The Potential Complications of Diabetes
The attention and effort you’re asked to give to managing blood glucose levels with medication, testing your blood, physical activity, and especially diet is to reduce your risk for complications associated with diabetes.
In everyday life you probably use the word complication to describe something that disrupts your plans slightly, but can be resolved with a minor adjustment or two. A flat tire, unannounced guests, or a power outage all qualify as a complication in everyday life.
Used in a medical context for describing the potential health effects of diabetes, the word has a much more serious meaning. Don’t be fooled by the innocent word complication — in diabetes, the stakes are literally life and limb.
In general, the complications of diabetes can be separated into short-term complications and long-term complications. Short-term complications are related to the level of your blood glucose right now. Long-term complications are related to your success managing blood glucose levels and overall cardiovascular health markers, like blood pressure, over many years.
There are only two short-term complications — very low blood glucose levels (hypoglycemia), and very high blood glucose levels (hyperglycemia).
Hypoglycemia is a complication of diabetes treatment, but it can be extremely serious so deserves some emphasis. When insulin levels are too high compared to blood glucose, your brain runs low on fuel. Hypoglycemia can result from too much injected insulin, too little food to match medications that stimulate natural insulin release from the pancreas, or from alcohol consumption.
Symptoms may mimic intoxication, and accidents are common on account of disorientation. But hypoglycemia can progress to coma and death without treatment.
Hyperglycemia results when there is not enough insulin available to reduce blood glucose levels. DKA remains a risk for anyone with type 1 for a lifetime. DKA is a toxic state and can be fatal if untreated.
People with type 2 diabetes don’t ordinarily experience blood glucose levels high enough to develop DKA, but a similar condition called hyperosmolar syndrome can be a life threatening risk. Usually hyperosmolar syndrome is triggered by dehydration associated with another illness like norovirus, sometimes called stomach flu.
The long-term complications develop where diabetes is poorly controlled over the years, and this is where lifestyle choices like committing to a healthy diet play such a crucial role in preserving health. The damage that excessive blood glucose levels cause over time can have debilitating and deadly consequences, but are preventable in large part.
Heart attack and stroke are much more common in people with diabetes, two to four times more likely. And, people with diabetes have a higher death rate, and are more likely to have another event if they survive the first.
The risk for heart disease is often increased by abnormal cholesterol levels and high blood pressure related both to high blood glucose, and to excess weight and a less-than-healthy lifestyle.

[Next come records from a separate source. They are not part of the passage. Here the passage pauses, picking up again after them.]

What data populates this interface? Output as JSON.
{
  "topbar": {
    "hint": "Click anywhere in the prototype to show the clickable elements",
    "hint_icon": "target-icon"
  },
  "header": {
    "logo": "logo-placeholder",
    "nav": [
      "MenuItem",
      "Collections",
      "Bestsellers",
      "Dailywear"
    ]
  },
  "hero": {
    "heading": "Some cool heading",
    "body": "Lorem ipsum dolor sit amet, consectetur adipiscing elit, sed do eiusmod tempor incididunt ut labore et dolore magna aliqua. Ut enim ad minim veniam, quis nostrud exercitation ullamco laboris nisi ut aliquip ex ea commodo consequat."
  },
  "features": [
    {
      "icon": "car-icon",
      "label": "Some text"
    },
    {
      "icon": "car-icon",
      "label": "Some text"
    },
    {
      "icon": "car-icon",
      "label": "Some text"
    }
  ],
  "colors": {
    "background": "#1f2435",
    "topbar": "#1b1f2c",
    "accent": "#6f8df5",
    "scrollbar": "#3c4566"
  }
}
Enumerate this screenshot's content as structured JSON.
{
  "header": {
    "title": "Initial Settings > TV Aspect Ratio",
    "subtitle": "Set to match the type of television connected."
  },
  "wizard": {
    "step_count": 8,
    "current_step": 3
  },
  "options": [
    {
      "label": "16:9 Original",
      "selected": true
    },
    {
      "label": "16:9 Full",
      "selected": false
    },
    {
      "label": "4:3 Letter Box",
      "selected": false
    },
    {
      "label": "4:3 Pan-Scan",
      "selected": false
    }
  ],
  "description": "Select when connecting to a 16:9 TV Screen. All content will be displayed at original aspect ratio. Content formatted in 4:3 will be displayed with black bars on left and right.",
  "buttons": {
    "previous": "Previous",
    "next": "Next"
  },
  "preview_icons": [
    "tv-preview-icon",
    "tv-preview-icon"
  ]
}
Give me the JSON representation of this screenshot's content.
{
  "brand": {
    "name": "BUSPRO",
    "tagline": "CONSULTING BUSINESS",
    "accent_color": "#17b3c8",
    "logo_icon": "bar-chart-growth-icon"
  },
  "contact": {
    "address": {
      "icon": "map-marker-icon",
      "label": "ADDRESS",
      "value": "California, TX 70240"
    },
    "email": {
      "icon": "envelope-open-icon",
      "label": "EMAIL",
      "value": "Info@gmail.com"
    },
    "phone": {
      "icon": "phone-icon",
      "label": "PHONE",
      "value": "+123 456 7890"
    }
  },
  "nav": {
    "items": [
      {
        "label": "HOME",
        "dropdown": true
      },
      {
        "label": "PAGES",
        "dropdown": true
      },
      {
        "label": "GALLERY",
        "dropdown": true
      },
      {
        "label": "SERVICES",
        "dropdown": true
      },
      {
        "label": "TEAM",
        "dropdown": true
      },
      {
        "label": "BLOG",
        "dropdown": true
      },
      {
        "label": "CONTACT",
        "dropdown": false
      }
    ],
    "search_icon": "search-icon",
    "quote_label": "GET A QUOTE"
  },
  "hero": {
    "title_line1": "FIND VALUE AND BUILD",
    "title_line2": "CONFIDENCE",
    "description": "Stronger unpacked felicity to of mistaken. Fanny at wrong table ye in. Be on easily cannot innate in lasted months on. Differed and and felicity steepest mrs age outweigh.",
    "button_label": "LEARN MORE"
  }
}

Treating and managing diabetes with lifestyle must include treating and managing these related risks for heart disease.
Kidney disease affects up to 5 percent of people with type 2 diabetes, and up to 30 percent of people with type 1. In fact, diabetes is the leading cause of kidney failure in the United States that eventually may require dialysis treatment or a kidney transplant.
Anyone who’s frustrated following a diabetes-friendly diet to better manage blood glucose should try the renal diet for dialysis patients just for comparison. A renal diet restricts fluid, protein, sodium, phosphorus, and potassium, and in her view is the most restrictive diet in medical nutrition therapy.
Neuropathy describes conditions resulting from damage to nerves, and is a very common complication of diabetes affecting some 60 percent of patients. Neuropathy can result in pain or numbness of extremities (especially the feet), the inability of some muscles to move, digestive problems called gastroparesis, urinary difficulties, sexual dysfunction, and a range of other difficulties.
Vision is threatened from an increased risk of cataracts, glaucoma, and especially diabetic retinopathy. Retinopathy is another example of how high blood glucose levels can damage small blood vessels.
Diabetic foot disease is the leading cause of non-traumatic amputations in the United States, and the progression of foot ulcers is often complicated by the absence of sensation due to neuropathy (and a neglect of routine self examination of the feet).
Many people with diabetes assume these terrible outcomes are simply part of the normal course of diabetes, but that assumption is dangerously wrong. Controlling blood glucose levels and adopting a healthy overall lifestyle can greatly reduce your risk for all of these long-term complications, and it’s never too late to start.